For my third co-op, I’m working as the Humanize not Militarize intern in the Chicago office of the American Friends Service Committee (AFSC). AFSC, “a Quaker organization that promotes lasting peace with justice…nurtur[ing] the seeds of change and respect for human life that transform social relations and systems,” has tons of national and international offices and programs, including a couple of separate programs run out of the Chicago office, and I’m working specifically under the umbrella of the Wage Peace campaign. My primary role is to provide project support for Humanize not Militarize, a traveling poster exhibit and youth film festival that examine the effects of militarism at both the foreign and domestic policy levels. Though it has many components, the project, broadly, asks one crucial question: how do we demilitarize society?
Because Humanize not Militarize has such a wide focus, I get to do a variety of tasks covering a broad scope of issues. Recently, I’ve been working on writing and designing a small booklet–what you’d call a zine if you weren’t working at a hundred year old Nobel Peace Prize-winning nonprofit–that explores the history and current focal points of the four main issues explored in the poster exhibit, linking policy agendas to an understanding of militarism. Those four main issues–policing, prisons, war, and borders–are nowhere near separate from each other, and the booklet I’m in the process of finishing makes a point to emphasize that.
Outside of the office, my coworkers and I attend various rallies and marches in downtown Chicago every week, and sometimes multiple times per week. Tonight, I went to the Chicago Teachers Union’s rally in Grant Park. Earlier today, I went to a press conference organized by Faith in Public Life urging Gov. Rauner to welcome Syrian refugees, reversing his earlier statement to make refugee resettlement harder at every turn. My boss (or really, my boss’s boss), Rabbi Brant Rosen, along with faith leaders from across the city, gave statements explaining why their faith traditions implore them to support refugees wherever and whenever possible.
It’s refreshing to work in a place with firmly-held and explicitly-stated beliefs. The most rewarding part of my co-op so far, however, has been working with 13 and 14 year old “gap year” students from Village Leadership Academy who are interning with Wage Peace three mornings a week. They work with us from nine to noon on Tuesdays, Wednesdays, and Thursdays, in an intermediary program between 8th and 9th grade–it’s a little like they’re on co-op too. Lately, we together developed a “militarism scavenger hunt” throughout downtown Chicago to add to the Humanize not Militarize curriculum, read portions of Against All Odds: Voices of Popular Struggle in Iraq, and did a brief photoshop tutorial to prepare them to design solidarity posters in the wake of Spike Lee’s controversial “Chi-Raq.”

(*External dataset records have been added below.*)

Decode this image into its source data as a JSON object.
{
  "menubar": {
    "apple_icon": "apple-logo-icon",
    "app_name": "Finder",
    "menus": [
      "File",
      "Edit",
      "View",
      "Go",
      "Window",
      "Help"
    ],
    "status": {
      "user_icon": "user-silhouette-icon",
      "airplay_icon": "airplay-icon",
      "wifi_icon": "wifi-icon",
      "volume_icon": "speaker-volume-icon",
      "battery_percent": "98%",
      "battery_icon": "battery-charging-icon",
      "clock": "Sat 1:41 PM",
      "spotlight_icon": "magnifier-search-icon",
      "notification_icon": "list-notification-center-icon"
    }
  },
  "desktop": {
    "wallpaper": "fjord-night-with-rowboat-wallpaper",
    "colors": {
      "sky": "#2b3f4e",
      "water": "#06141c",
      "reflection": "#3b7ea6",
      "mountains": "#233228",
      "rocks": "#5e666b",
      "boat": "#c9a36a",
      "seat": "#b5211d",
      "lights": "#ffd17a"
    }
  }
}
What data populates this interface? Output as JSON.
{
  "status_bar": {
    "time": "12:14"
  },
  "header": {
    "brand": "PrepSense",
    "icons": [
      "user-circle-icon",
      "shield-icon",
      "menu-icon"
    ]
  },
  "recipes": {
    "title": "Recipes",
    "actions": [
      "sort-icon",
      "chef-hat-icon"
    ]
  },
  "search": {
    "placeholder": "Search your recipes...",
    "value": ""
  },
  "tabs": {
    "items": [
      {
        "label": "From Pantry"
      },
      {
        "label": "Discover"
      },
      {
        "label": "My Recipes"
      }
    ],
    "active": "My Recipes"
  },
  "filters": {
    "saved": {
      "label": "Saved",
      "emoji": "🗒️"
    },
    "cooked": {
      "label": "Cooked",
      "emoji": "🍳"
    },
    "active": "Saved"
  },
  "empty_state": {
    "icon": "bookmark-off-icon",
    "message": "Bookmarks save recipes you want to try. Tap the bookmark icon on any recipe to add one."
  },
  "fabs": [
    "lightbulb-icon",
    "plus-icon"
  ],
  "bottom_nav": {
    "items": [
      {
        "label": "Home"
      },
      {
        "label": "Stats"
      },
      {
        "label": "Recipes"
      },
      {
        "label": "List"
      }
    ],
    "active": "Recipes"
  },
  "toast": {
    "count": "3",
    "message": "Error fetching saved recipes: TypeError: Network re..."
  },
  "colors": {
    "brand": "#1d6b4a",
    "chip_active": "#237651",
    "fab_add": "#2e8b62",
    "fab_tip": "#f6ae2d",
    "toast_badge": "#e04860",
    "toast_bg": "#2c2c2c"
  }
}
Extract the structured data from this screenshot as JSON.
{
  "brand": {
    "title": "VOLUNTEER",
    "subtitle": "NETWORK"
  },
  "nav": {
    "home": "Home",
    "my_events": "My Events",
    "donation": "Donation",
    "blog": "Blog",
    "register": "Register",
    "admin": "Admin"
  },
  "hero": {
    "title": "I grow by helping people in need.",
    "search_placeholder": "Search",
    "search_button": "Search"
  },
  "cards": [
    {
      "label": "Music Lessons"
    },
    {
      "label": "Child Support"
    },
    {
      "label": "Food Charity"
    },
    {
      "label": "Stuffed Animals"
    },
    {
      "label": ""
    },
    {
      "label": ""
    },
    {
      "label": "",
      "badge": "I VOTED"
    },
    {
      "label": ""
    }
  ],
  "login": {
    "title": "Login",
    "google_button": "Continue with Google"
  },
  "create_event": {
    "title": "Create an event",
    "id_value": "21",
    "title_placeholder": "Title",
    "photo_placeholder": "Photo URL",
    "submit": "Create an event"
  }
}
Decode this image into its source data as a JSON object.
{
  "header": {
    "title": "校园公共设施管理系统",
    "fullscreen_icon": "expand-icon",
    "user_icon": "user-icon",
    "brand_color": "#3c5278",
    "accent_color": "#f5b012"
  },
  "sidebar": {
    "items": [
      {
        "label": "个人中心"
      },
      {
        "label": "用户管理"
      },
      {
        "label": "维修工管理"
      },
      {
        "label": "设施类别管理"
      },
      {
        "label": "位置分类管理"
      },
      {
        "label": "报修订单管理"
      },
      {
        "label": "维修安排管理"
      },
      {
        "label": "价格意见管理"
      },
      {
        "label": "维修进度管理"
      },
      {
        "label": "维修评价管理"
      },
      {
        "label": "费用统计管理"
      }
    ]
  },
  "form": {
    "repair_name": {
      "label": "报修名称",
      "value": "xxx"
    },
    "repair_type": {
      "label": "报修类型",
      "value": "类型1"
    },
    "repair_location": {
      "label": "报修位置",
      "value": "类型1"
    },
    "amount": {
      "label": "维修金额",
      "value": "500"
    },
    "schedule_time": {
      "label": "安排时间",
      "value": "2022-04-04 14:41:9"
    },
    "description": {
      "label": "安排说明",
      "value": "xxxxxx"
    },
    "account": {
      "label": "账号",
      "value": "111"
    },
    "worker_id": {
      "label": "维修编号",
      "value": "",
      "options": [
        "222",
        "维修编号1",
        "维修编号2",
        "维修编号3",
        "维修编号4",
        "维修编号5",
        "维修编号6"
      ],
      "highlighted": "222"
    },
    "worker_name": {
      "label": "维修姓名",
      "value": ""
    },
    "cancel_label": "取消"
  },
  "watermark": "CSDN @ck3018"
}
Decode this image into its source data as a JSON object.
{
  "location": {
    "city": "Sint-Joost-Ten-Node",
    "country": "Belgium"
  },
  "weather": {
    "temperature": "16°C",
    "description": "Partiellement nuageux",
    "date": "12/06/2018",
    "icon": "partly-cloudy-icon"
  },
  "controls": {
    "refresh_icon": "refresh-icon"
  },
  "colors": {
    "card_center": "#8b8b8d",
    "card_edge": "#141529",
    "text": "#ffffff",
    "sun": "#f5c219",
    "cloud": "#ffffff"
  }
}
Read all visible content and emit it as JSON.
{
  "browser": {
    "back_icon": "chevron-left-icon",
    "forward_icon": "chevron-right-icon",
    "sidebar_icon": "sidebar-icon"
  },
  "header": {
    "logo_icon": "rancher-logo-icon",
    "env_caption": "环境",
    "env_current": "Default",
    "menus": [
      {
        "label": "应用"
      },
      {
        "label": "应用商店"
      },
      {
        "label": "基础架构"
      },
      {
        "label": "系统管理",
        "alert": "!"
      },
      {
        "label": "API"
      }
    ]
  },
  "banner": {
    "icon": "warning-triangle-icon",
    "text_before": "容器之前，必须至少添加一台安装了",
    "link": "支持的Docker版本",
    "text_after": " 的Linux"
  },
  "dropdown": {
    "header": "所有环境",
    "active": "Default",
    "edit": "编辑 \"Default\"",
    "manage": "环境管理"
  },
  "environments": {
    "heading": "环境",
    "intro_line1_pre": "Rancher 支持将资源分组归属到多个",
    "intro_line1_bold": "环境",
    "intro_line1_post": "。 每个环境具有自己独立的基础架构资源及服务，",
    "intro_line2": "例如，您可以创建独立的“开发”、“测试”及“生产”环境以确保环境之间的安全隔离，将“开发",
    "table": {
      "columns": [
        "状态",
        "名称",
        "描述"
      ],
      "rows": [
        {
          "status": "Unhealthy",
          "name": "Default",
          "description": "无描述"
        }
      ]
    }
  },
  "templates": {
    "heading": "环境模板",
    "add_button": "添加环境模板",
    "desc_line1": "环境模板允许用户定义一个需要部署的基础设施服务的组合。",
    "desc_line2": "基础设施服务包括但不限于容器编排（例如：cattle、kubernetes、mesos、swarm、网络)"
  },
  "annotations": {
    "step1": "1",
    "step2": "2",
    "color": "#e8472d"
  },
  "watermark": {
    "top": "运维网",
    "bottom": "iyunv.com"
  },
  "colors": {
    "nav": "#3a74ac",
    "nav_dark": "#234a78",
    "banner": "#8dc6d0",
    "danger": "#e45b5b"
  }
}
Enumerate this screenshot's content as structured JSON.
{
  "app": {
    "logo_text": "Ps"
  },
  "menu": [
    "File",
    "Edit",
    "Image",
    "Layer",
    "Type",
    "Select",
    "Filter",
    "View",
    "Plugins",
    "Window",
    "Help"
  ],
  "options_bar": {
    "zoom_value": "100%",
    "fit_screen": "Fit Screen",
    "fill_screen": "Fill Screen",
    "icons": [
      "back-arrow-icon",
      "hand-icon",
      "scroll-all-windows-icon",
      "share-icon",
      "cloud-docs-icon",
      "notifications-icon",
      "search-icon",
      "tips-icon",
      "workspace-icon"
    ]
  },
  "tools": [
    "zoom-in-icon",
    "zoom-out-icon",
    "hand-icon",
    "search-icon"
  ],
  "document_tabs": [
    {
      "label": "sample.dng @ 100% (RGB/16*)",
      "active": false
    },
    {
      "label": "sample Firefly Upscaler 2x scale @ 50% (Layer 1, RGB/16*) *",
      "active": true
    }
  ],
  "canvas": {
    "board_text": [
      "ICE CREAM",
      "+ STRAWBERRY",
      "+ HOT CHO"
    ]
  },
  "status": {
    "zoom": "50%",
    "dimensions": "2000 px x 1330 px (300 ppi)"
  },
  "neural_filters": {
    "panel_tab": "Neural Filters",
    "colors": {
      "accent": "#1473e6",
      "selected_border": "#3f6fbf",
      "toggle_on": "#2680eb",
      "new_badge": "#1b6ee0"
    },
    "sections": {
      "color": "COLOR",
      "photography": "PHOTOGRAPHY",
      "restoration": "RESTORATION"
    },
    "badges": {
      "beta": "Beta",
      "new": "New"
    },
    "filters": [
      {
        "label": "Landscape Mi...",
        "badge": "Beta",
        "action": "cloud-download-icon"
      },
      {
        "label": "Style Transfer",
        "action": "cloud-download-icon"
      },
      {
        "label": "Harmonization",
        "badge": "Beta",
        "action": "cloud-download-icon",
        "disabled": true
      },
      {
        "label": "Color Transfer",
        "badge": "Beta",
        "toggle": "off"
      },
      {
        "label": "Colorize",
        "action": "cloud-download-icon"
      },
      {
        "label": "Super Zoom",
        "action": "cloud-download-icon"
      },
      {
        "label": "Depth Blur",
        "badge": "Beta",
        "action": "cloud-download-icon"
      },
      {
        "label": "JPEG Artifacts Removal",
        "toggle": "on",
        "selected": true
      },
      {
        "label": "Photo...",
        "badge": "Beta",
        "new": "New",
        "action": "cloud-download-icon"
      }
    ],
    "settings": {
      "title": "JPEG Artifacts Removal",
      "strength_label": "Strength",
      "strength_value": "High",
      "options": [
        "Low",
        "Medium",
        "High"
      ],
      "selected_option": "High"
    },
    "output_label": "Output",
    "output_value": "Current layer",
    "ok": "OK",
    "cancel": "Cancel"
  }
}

In October, we took some of the exhibit posters to a press conference outside of U.S. Immigration and Customs Enforcement’s Chicago headquarters, which, incidentally, is three blocks from the office and right where I get off the train every morning. My fellow (though much younger) interns Jakya and Alex’s reflections on the experience, and acute insight into the human side of immigration debates, made for great conversation afterwards. It’s not the global scope of AFSC’s advocacy that makes showing up to work every day exciting, though that’s nice too, but working with young people who are already incredibly insightful and dedicated to justice. I get mass emails every day outlining high-profile places where AFSC’s work is being covered, like this piece in The Nation, but overall, I’ve come to realize that while mission does matter, often it’s the interpersonal character of organizations that drives people to work hard and provide support for their peers. As I return to Antioch in the winter, I’ll make sure not to forget the people I’ve met in Chicago and the crucial work they continue to support.